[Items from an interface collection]
━━━━

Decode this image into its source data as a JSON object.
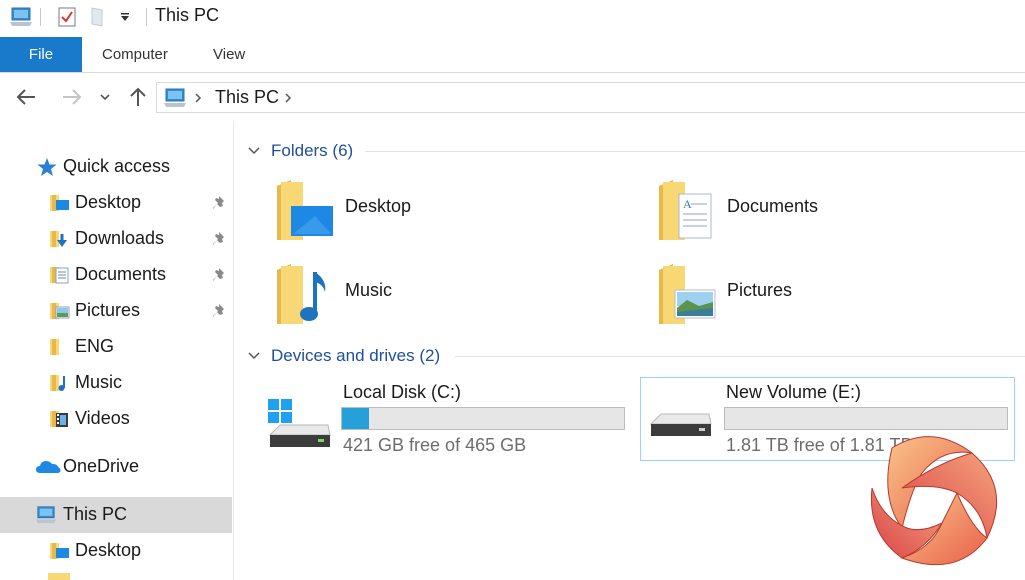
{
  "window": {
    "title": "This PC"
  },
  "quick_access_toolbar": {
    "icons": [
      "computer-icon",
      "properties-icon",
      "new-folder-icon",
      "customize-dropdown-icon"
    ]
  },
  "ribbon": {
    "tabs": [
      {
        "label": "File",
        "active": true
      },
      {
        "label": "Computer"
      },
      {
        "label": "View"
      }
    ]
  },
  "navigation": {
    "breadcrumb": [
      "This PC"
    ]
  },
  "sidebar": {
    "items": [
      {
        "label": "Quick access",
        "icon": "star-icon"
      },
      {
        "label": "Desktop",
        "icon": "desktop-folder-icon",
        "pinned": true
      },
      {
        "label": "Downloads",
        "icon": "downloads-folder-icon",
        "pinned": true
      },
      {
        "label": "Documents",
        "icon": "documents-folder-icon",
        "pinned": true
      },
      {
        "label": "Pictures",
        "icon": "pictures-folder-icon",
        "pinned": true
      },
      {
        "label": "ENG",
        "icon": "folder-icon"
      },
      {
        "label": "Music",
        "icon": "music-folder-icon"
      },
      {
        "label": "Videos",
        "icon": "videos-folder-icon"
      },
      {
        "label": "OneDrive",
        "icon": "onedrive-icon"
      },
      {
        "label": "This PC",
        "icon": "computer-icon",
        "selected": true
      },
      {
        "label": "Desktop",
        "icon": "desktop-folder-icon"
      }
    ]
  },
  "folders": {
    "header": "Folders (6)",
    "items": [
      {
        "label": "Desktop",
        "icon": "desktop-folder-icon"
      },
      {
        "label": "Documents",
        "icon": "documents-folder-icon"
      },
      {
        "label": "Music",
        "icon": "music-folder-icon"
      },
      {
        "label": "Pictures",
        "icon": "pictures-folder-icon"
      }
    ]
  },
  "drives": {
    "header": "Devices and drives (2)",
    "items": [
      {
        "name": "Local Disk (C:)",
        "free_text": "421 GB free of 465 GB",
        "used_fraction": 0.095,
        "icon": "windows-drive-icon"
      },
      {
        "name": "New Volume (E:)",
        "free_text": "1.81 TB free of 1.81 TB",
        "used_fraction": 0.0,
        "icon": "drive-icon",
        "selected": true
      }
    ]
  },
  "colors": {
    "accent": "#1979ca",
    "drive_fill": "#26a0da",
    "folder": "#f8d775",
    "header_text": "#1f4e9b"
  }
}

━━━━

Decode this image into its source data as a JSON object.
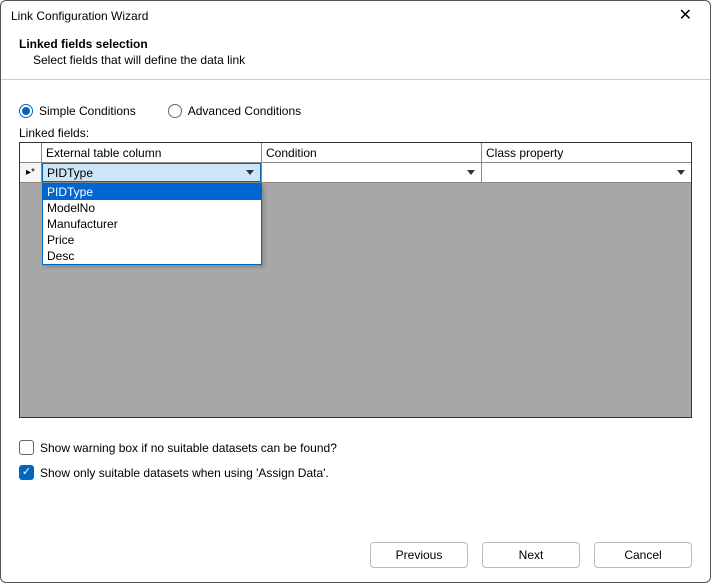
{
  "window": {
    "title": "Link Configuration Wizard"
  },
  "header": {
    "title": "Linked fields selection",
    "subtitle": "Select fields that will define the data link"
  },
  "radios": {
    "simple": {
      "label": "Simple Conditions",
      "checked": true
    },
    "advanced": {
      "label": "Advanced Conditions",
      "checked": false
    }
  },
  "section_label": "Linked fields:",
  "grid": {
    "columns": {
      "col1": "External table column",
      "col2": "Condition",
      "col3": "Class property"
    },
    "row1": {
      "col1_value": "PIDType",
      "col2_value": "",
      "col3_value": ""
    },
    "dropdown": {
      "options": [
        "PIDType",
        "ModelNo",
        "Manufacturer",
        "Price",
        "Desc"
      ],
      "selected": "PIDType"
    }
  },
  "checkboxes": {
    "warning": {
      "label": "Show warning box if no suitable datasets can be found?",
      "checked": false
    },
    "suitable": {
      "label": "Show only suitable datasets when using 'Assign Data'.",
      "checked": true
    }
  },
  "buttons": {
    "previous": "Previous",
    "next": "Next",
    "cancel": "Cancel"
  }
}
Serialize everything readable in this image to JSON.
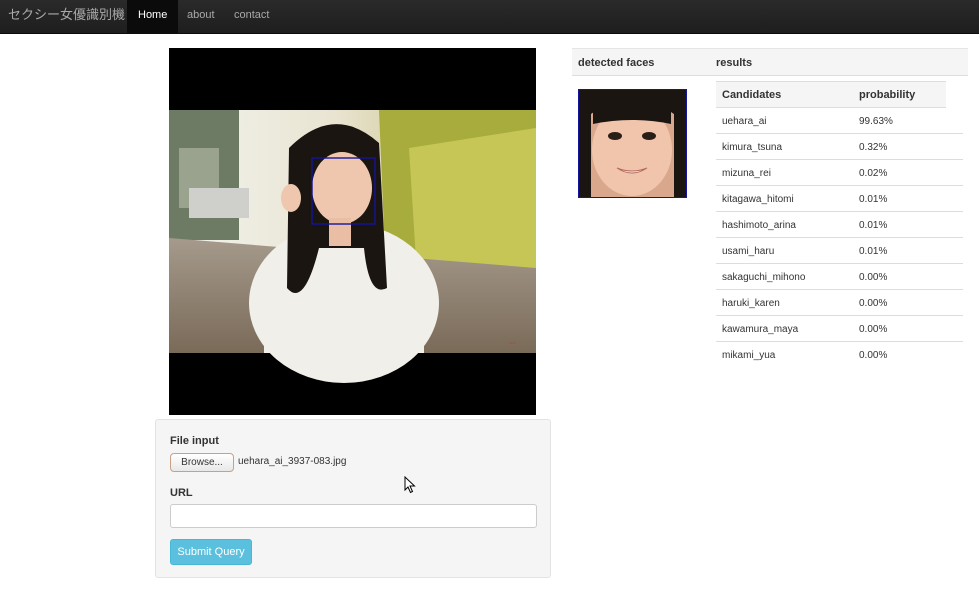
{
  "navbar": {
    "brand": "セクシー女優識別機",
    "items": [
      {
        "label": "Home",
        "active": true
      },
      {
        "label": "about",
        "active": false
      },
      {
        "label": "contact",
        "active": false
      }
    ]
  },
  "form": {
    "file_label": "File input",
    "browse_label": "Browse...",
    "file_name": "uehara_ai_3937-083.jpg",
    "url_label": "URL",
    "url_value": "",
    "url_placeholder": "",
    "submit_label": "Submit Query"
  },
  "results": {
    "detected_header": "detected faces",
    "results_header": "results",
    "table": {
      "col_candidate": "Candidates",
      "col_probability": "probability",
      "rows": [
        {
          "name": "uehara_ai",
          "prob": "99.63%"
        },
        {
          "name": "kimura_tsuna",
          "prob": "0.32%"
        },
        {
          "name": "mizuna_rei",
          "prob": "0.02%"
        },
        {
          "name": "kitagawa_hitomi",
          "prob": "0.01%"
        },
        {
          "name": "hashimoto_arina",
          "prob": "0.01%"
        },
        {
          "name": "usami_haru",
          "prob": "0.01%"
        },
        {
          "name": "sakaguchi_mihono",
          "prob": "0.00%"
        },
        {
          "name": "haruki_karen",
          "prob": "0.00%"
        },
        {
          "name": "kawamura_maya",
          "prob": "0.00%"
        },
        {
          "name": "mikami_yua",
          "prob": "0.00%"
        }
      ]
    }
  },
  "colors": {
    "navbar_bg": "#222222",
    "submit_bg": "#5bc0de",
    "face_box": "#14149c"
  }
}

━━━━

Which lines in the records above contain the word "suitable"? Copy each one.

      "label": "Show warning box if no suitable datasets can be found?",
    "suitable": {
      "label": "Show only suitable datasets when using 'Assign Data'.",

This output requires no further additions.